LAS --> ORD --> SDF

SDF --> DEN --> MSO

Travel Account

MSO to LAS Check-in with United was super fast. But it turns out that my training case weighed in at a whopping 83 lbs! So much student gear was coming with me to SANS in Vegas. The screeners in Missoula also had some trouble understanding how the luggage should be secured. Whether the internal pistol case had to be locked versus the outer case, etc. Ultimately, four TSA screeners spent almost five minutes clearing alarms and such (but no cases were opened) and I was on my way.


LAS to SDF Things went pretty fast at the Las Vegas check-in kiosk with United. Angie Cordero at the counter was pretty quick processing my cases, then she led me down to the far corner of the check-in counters where there's a door to the TSA screening room. For a few minutes I stood by as the Untied folk argued among themselves about whether various forms needed signatures and eventually Angie took the cases back into the screening room. She wanted me to wait since "my cases weren't locked with TSA locks" (naturally)... but one minute later she came back out saying things were all clear!

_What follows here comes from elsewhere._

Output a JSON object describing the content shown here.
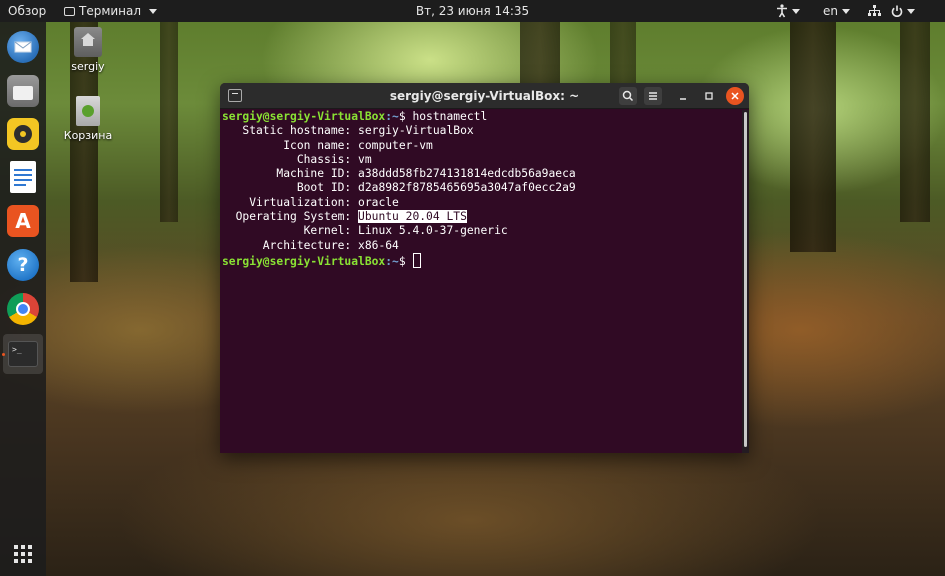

SDF to MSOIn Kentucky, after DerbyCon, I was heading back to Montana. The kiosk check-in took onl a minute or two and then I was at the counter where Antonio printed and tagged my luggage. (A process which he did rather incompetently, but all went well in the end. He also seemed to not know the firearm travel process very well. Antonio didn't know how to process a firearm and asked his associates "should we call Miss Jean?"

They asked me about ammunition, uncertain as to the policies there, then couldn't figure out the forms, etc. When asked what was in my black Pelican case, I gave my always intentionally vauge answer of "equipment" and that satisfied them, much to my amusement. Antonio took my luggage into the back room after we'd filled out the orange cards and locked everything up. Ten minutes later, after hearing nothing, I approached the counter again and asked for confirmation from the TSA. I was told they were all "very understaffed" and didn't know what to do. Ultimately, after another ten minutes (wherein the counter staff was giving passengers all kinds of pushback about everything) a whole group of us with locked luggage walked with Antonio down to a luggage office. Antonio unlocked that, we proceeded in, and through yet another (unlocked) door to the baggage belt area. Antonio walked further back, took a photo of my luggage on a cart, and assured me that things were all good now. It turns out, their phone up at the check-in counter was inoperable that day and thus they were having many logistical difficulties. At least my luggage was assuredly cleared.


Air Travel Ratings
If you don't have the time or the desire to read the full text of someone's account of air travel, you can simply refer to the rating shown at the conclusion of each portion of that person's journey. The following criteria are used in assigning these ratings...

Four Stars

check-in - no hassle, no delay
screening - in full view, lock and unlock yourself
luggage - all on time and intact

Three Stars
check-in - some delay or mild hassle
screening - somewhat obscured, locking and unlocking yourself or it's done directly in front of you
luggage - all on time and intact

Two Stars
check-in - major delay or major hassle
screening - in a room or area that you could not enter and could barely observe
luggage - luggage opened non-destructively

One Star
check-in - flight missed or passenger delayed from flying, properly packed items denied as luggage
screening - luggage unlocked and opened totally in another area fully removed from you
luggage - destructive entry into luggage and/or tampering with firearms

Zero Stars
This is a special category for outright theft, loss, or damage of firearms during air travel